Source records:
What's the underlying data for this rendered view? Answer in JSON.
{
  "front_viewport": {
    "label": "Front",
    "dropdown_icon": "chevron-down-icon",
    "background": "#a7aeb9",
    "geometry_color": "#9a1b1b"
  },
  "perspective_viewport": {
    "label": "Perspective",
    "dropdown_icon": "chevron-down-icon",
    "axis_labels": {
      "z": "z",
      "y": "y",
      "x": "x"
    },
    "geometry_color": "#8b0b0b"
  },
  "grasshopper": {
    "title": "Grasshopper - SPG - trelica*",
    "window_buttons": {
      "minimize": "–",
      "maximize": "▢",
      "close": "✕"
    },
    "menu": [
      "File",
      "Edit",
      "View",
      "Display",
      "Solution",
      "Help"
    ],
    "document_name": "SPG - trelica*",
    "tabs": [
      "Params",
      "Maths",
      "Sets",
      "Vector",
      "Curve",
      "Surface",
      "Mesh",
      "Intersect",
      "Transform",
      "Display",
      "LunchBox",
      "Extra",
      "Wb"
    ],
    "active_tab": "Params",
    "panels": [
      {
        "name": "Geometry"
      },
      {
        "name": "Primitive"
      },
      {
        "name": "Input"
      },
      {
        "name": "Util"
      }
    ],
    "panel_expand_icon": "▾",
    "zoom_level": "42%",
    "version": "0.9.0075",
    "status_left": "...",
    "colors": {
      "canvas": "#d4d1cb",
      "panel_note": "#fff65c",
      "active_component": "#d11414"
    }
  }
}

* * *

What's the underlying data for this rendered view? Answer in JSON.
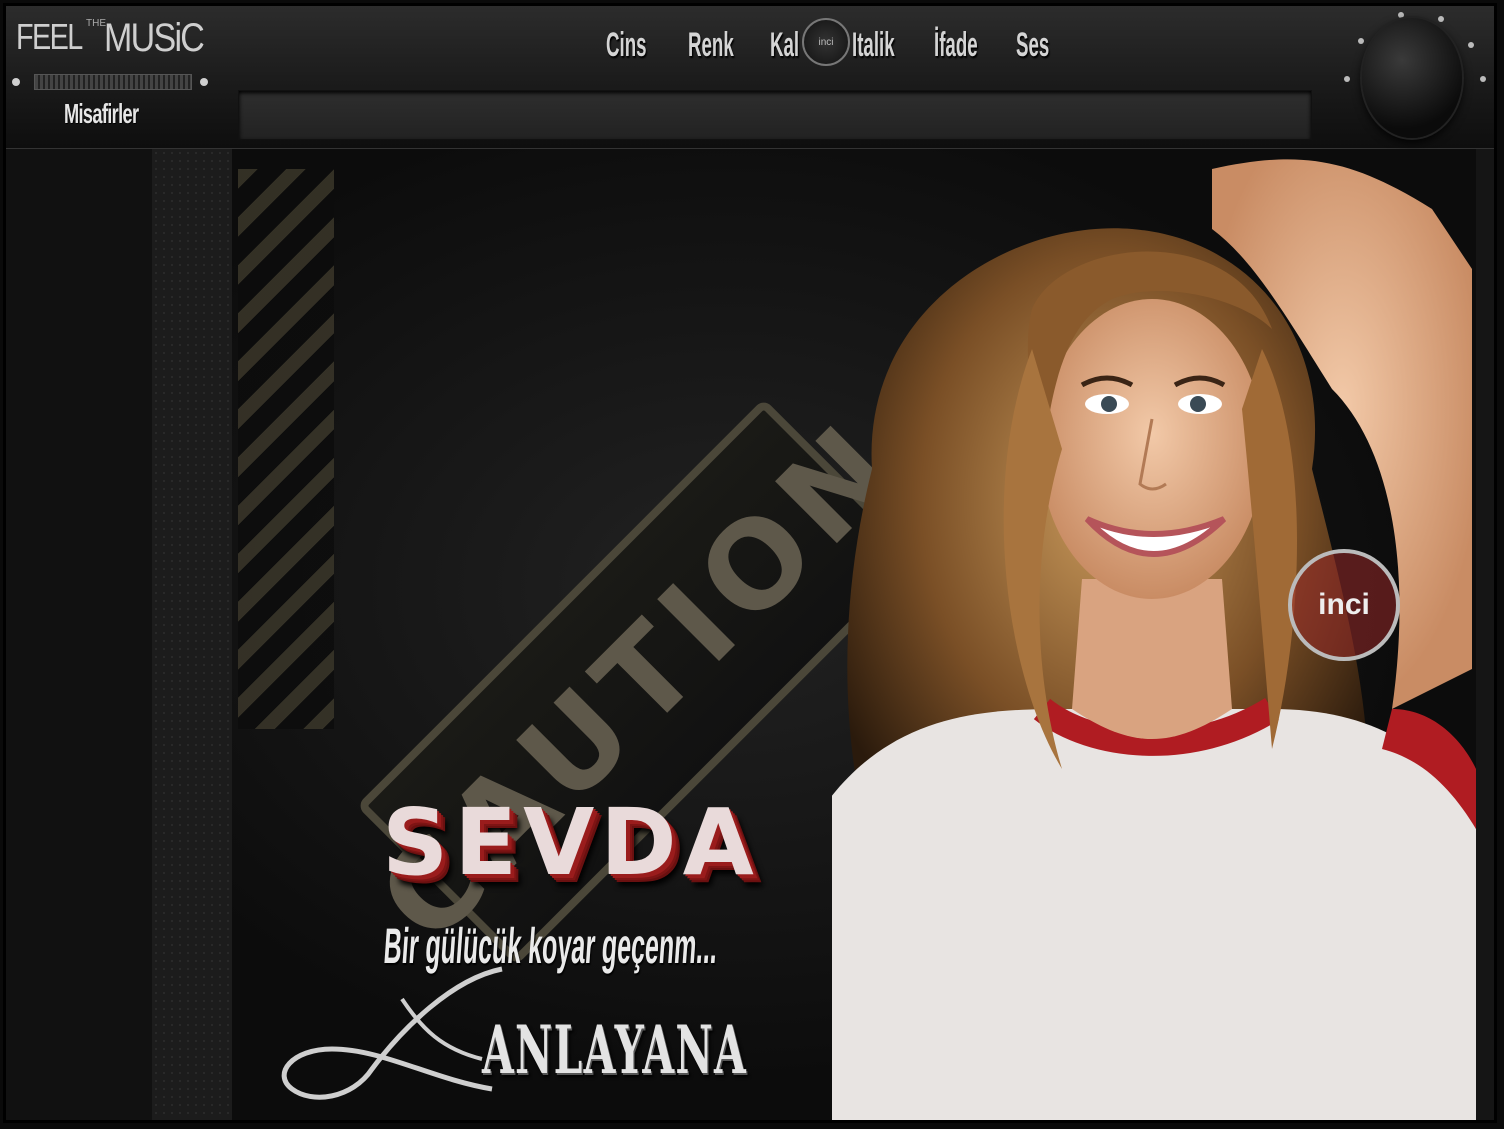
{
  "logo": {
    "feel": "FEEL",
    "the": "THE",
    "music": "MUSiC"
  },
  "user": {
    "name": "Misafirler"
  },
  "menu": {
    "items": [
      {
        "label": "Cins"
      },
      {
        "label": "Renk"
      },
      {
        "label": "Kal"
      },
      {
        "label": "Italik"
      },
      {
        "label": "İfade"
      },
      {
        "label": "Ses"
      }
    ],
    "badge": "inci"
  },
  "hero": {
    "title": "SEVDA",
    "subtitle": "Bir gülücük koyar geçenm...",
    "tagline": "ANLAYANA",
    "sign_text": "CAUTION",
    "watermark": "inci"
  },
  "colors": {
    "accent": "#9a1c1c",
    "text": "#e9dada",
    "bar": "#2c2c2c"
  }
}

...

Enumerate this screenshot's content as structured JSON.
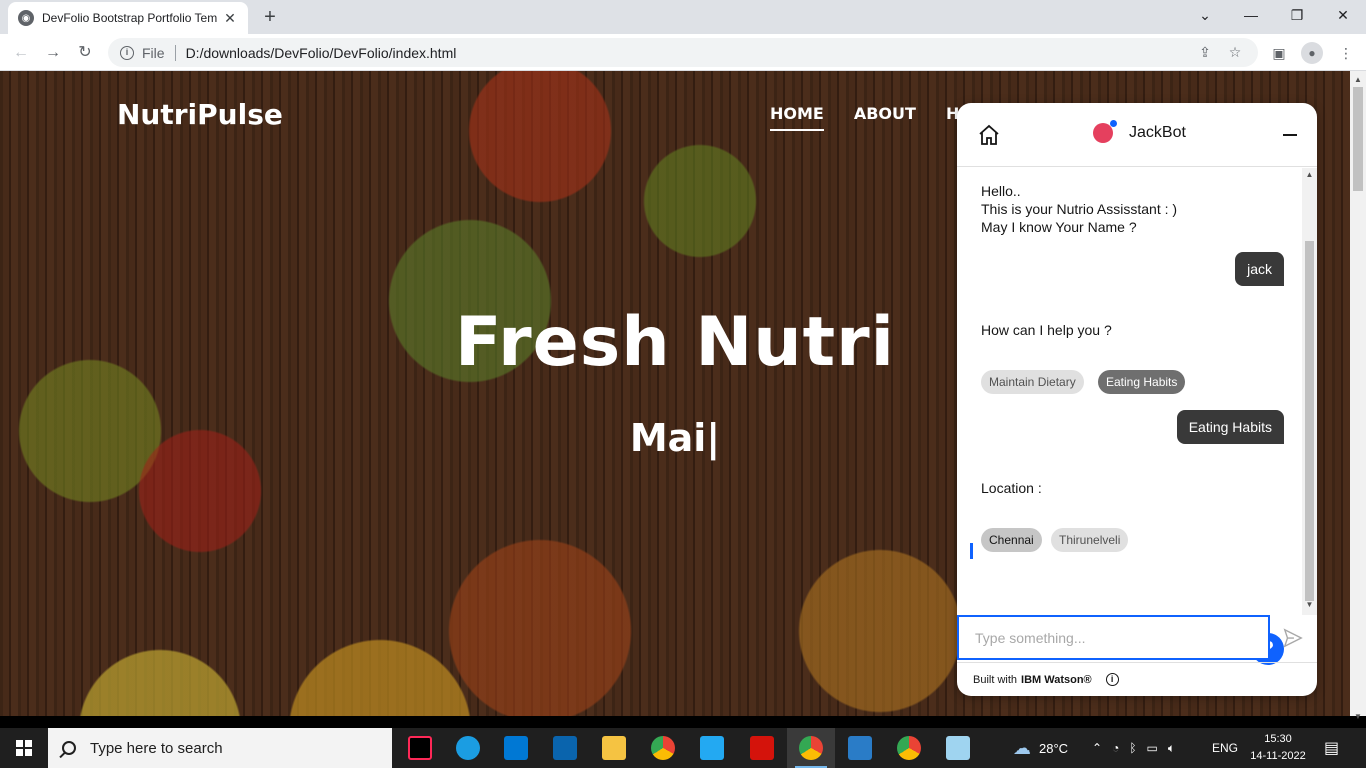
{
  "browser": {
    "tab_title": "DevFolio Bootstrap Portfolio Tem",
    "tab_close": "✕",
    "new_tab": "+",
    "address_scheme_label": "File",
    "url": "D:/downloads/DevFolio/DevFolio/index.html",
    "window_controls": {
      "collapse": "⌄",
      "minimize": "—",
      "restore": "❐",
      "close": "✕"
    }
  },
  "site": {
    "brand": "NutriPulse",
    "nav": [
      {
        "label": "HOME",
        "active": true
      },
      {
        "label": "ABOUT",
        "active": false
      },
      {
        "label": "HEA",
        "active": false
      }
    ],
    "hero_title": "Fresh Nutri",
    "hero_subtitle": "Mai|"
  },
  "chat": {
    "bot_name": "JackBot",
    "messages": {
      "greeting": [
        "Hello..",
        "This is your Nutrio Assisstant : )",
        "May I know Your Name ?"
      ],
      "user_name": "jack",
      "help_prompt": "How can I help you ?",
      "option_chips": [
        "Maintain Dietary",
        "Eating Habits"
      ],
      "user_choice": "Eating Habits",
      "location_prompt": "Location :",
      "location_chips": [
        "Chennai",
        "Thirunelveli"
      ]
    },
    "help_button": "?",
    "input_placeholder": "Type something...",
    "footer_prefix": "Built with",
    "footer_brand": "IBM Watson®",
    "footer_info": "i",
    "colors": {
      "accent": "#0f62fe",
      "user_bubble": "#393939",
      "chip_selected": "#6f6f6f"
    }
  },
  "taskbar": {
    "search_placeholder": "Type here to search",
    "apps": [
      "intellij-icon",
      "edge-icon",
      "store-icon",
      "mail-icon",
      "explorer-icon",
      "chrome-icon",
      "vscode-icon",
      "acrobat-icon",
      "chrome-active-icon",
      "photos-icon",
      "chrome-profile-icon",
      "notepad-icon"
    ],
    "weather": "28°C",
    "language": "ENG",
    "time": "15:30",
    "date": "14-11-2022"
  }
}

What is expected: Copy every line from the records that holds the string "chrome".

Solution for this exercise:
      "chrome-icon",
      "chrome-active-icon",
      "chrome-profile-icon",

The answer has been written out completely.